One of the matters we were going to discuss was that the legal profession has lost its way. Not in the sense that lawyers are struggling with the conundrum of whether they are a business or a profession. Rather, it is my view that one of the reasons that lawyers have not adapted to better and more efficient styles of legal service delivery is because by using these new styles, they become confused over what their role would be if these styles were adopted. To put it in P90X speak – new styles of delivery create “lawyer confusion.”
Traditionally lawyers have done it all, with minimal help from assistants, clerks and students (non-lawyer roles that Jordan Furlong has recently blogged about). [Note: and yes I am well aware that some smaller firms have taken to new styles much more readily than the behemoths]. So, if we begin to restructure the delivery of legal services such that lawyers don’t do it all, and – gasp – may do only a tiny fraction of what is needed, lawyers become confused.
They no longer understand their role.
And if they don't understand their role, they no longer understand the goals and standards of achievement (filling time sheets with thousands of hours is no longer a goal that is rewarded with advancement).
There may even be fear that a new role leads to less prestige and perhaps lower pay (i.e. a cap of $300,000.00 per annum – horrors!).
Law school didn’t teach me to give work to non-lawyers and technology, confused lawyers say.
And if I don’t do what I used to do, then what is it that I DO do?
What is my worth to the firm and my clients if what I did in the past is now done by non-lawyers?
Confused lawyers are not happy lawyers, and non-happy lawyers push back against new ideas, especially new ideas that take work away. As Upton Sinclair said, “It is difficult to get a man to understand something when his job depends on not understanding it.”
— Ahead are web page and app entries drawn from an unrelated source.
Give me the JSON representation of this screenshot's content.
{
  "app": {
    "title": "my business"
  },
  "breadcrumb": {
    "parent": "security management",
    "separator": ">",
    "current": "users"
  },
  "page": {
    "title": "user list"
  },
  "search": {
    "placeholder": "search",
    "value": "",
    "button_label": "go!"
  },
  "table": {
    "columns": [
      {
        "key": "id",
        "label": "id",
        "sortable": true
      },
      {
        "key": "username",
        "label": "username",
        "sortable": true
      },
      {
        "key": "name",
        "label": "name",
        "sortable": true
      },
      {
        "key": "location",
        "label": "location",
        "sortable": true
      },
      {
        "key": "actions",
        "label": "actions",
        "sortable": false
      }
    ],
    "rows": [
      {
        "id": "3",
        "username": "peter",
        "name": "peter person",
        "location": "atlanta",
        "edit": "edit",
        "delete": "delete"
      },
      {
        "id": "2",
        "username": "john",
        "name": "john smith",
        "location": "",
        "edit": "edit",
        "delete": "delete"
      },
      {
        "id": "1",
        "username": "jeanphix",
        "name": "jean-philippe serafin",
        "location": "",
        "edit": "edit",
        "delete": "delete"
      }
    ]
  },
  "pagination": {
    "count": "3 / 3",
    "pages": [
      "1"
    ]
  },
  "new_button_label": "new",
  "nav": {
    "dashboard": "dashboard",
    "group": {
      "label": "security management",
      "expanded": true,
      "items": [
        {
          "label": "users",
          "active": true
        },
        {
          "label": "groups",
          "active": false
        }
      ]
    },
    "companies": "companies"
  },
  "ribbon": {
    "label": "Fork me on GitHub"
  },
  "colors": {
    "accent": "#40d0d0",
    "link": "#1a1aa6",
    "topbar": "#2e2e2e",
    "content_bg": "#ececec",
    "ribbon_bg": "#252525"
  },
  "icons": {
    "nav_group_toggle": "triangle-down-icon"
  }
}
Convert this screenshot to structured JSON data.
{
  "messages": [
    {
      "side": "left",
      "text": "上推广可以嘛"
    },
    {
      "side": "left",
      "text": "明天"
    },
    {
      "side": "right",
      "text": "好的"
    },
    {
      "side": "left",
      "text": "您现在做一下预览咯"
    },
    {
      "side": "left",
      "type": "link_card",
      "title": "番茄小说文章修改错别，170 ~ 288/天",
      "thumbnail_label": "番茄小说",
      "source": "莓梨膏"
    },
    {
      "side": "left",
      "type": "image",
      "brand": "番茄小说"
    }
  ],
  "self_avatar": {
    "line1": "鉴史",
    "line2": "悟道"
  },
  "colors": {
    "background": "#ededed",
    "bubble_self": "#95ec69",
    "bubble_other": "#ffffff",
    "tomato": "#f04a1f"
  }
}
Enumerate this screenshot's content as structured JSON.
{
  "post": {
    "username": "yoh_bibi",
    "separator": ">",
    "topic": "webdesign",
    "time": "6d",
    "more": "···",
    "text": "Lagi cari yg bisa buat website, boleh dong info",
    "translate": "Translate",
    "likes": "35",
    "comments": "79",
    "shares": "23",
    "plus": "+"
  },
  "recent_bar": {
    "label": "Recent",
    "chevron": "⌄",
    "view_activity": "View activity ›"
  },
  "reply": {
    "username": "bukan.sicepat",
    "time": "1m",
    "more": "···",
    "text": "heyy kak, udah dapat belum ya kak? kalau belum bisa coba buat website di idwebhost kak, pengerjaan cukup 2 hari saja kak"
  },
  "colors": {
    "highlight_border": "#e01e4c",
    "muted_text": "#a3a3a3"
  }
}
The clash between the old order of lawyers who have their fingers in every piece of a file, and the new order of lawyers who act as managers of better processes, will be long and bloody. But ultimately, like an ancient levee during a hurricane, the old ways will be swept aside, never to return; because the old ways cannot withstand the relentless onslaught of greater client expectations, technology and non-lawyer delivery systems.